Work instruction: Each entry must be copied exactly, without omission.

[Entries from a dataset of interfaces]
====
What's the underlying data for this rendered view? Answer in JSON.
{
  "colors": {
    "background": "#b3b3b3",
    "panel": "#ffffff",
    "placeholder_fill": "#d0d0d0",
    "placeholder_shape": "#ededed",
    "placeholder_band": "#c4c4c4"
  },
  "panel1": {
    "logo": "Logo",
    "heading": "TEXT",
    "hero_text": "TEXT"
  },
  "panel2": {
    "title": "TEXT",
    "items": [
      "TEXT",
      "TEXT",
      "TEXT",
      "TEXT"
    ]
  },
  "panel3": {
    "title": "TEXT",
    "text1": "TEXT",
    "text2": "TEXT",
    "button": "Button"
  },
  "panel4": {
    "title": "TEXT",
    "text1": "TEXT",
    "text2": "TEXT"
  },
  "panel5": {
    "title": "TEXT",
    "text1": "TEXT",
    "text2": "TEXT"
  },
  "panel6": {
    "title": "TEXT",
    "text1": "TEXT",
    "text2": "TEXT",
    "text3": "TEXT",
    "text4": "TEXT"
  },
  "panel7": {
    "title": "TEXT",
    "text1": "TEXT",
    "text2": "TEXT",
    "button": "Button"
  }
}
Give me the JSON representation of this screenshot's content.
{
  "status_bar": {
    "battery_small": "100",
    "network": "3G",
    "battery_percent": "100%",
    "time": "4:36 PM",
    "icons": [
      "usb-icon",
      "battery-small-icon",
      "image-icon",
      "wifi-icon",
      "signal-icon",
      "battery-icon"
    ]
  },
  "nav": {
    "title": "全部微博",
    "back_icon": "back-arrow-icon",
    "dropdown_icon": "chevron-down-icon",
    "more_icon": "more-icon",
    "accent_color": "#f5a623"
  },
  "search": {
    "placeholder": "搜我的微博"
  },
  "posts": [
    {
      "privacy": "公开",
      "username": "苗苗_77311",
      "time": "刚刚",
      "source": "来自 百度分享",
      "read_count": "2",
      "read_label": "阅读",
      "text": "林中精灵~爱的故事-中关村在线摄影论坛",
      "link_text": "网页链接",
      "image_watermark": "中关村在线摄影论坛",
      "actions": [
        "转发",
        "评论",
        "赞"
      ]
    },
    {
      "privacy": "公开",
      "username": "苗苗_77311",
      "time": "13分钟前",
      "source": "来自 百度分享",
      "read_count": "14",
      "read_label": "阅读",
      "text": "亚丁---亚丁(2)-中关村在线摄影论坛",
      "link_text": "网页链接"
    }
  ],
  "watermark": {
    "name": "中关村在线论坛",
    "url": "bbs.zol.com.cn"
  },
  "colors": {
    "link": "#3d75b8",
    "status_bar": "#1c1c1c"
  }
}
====
Answer to this exercise:
What's the underlying data for this rendered view? Answer in JSON.
{
  "colors": {
    "background": "#b3b3b3",
    "panel": "#ffffff",
    "placeholder_fill": "#d0d0d0",
    "placeholder_shape": "#ededed",
    "placeholder_band": "#c4c4c4"
  },
  "panel1": {
    "logo": "Logo",
    "heading": "TEXT",
    "hero_text": "TEXT"
  },
  "panel2": {
    "title": "TEXT",
    "items": [
      "TEXT",
      "TEXT",
      "TEXT",
      "TEXT"
    ]
  },
  "panel3": {
    "title": "TEXT",
    "text1": "TEXT",
    "text2": "TEXT",
    "button": "Button"
  },
  "panel4": {
    "title": "TEXT",
    "text1": "TEXT",
    "text2": "TEXT"
  },
  "panel5": {
    "title": "TEXT",
    "text1": "TEXT",
    "text2": "TEXT"
  },
  "panel6": {
    "title": "TEXT",
    "text1": "TEXT",
    "text2": "TEXT",
    "text3": "TEXT",
    "text4": "TEXT"
  },
  "panel7": {
    "title": "TEXT",
    "text1": "TEXT",
    "text2": "TEXT",
    "button": "Button"
  }
}
Give me the JSON representation of this screenshot's content.
{
  "status_bar": {
    "battery_small": "100",
    "network": "3G",
    "battery_percent": "100%",
    "time": "4:36 PM",
    "icons": [
      "usb-icon",
      "battery-small-icon",
      "image-icon",
      "wifi-icon",
      "signal-icon",
      "battery-icon"
    ]
  },
  "nav": {
    "title": "全部微博",
    "back_icon": "back-arrow-icon",
    "dropdown_icon": "chevron-down-icon",
    "more_icon": "more-icon",
    "accent_color": "#f5a623"
  },
  "search": {
    "placeholder": "搜我的微博"
  },
  "posts": [
    {
      "privacy": "公开",
      "username": "苗苗_77311",
      "time": "刚刚",
      "source": "来自 百度分享",
      "read_count": "2",
      "read_label": "阅读",
      "text": "林中精灵~爱的故事-中关村在线摄影论坛",
      "link_text": "网页链接",
      "image_watermark": "中关村在线摄影论坛",
      "actions": [
        "转发",
        "评论",
        "赞"
      ]
    },
    {
      "privacy": "公开",
      "username": "苗苗_77311",
      "time": "13分钟前",
      "source": "来自 百度分享",
      "read_count": "14",
      "read_label": "阅读",
      "text": "亚丁---亚丁(2)-中关村在线摄影论坛",
      "link_text": "网页链接"
    }
  ],
  "watermark": {
    "name": "中关村在线论坛",
    "url": "bbs.zol.com.cn"
  },
  "colors": {
    "link": "#3d75b8",
    "status_bar": "#1c1c1c"
  }
}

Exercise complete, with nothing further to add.